Use a meat thermometer to make sure it’s cooked through. When it reaches 65-70 °C or 145 °F, the meat is cooked to medium. You can either get an instant read meat thermometer, or a digital one like the one recommended here. Any of them will work just fine, you don’t have to spend a fortune.
After that, remove the meat to a cutting board or plate. Cover it loosely with foil and let it rest for at least 10 minutes. If you want, you can turn it around halfway through the resting period.
Tip: Always remember that the cooking time will depend on the thickness of the meat. Temperature is key to determine if the meat is cooked through. Use that meat thermometer if unsure!
Step 4: Garnish and Serve
Now we have an evenly roasted wagyu topside. However, with just a few additions, you can make the meat even more delicious.
The answer to everything delicious will always be butter, and our steak is no exception. To enhance the flavor, you can rub the cooked meat with some butter.
Another way to give the steak a boost is to rub the sides of the meat with garlic. You can do this every time you turn the meat during cooking.
You can also use herbs, such as rosemary or oregano and rub them on your meat several times. This easy technique will give the beef a flavor that everyone will love.
You can also try preparing a sauce. One of the easiest yet, most delicious sauces for steak is pepper sauce.
Here’s a quick recipe that’ll be the ultimate flex of your steak skills.
- Preheat the oven to 250°C or 480°F
- Chop bell peppers, garlic, and onion and spread some olive oil on top of that mix
- Roast until the pepper is completely charred
- Remove from the oven and cover the mix with foil
- Peel the peppers
- Process the ingredients in a food processor until it’s fully blended.
- Add olive oil to the mixture and cook in a saucepan until it thickens.
- Season with salt and pepper
Why Do People Love Wagyu Beef?
The Wagyu cattle stands out among others thanks to its breeding system. It’s raised on a unique diet and fed in scientific rations.
The result? Well-flavored beef that’s rich in dietary supplements. Wagyu is a beautifully marbled beef thanks to the soft fats that permeate it. Wagyu is also lower in cholesterol compared to other types of meat. The high-fat content makes the meat more tender and significantly richer in flavor than other options.
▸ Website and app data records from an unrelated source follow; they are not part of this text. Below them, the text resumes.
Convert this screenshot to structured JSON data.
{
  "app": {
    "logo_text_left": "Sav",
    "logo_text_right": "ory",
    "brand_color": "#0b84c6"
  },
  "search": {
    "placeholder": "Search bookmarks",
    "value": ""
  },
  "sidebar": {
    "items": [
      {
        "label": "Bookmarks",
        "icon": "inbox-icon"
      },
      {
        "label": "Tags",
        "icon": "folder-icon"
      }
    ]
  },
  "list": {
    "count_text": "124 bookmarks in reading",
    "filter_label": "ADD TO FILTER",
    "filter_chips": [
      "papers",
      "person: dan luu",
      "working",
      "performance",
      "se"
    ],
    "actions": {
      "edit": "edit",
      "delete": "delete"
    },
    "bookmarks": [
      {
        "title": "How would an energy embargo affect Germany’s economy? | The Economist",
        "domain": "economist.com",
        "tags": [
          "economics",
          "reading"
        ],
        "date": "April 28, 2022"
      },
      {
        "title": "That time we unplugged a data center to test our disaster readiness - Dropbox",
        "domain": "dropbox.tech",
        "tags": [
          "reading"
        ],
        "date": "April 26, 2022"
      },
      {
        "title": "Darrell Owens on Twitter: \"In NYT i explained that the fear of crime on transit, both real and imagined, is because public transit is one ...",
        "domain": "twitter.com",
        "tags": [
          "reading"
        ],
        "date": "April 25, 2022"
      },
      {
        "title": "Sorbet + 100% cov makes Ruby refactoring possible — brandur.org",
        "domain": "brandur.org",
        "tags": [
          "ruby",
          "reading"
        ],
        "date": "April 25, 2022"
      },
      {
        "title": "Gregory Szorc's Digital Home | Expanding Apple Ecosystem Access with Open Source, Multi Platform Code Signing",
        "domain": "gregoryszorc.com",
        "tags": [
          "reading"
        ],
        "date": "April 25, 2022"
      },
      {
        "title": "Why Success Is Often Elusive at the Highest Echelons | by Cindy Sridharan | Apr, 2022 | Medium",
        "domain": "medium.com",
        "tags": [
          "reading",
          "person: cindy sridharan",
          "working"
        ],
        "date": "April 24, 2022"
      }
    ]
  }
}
The type of fat found in Wagyu beef has a melting point that’s below the human body temperature. This is why it literally melts in your mouth. With some tips and tricks, you can further boost the already-rich flavor of your Wagyu cut.
Why Choose Topside Cut?
With many tissues connecting the thigh muscles and the hind leg, this part of the beef is superbly lean. It’s also rich in flavors and can withstand proper seasoning. I recommended that you roast this cut as a whole or in big chunks.
If you can’t get topside for some reason, or you’d like to grill rather than roast, then check out my article about grilling wagyu steaks.
Soaked in rich flavors and tender bites, a wagyu topside roast will surely leave you satisfied. Basically, any tried and tested way to cook topside beef will work on Wagyu as well. Just make sure to stop cooking when it reaches medium and use a meat thermometer.
Follow the steps above, and you’ll end up with a dining experience better than any steakhouse in town.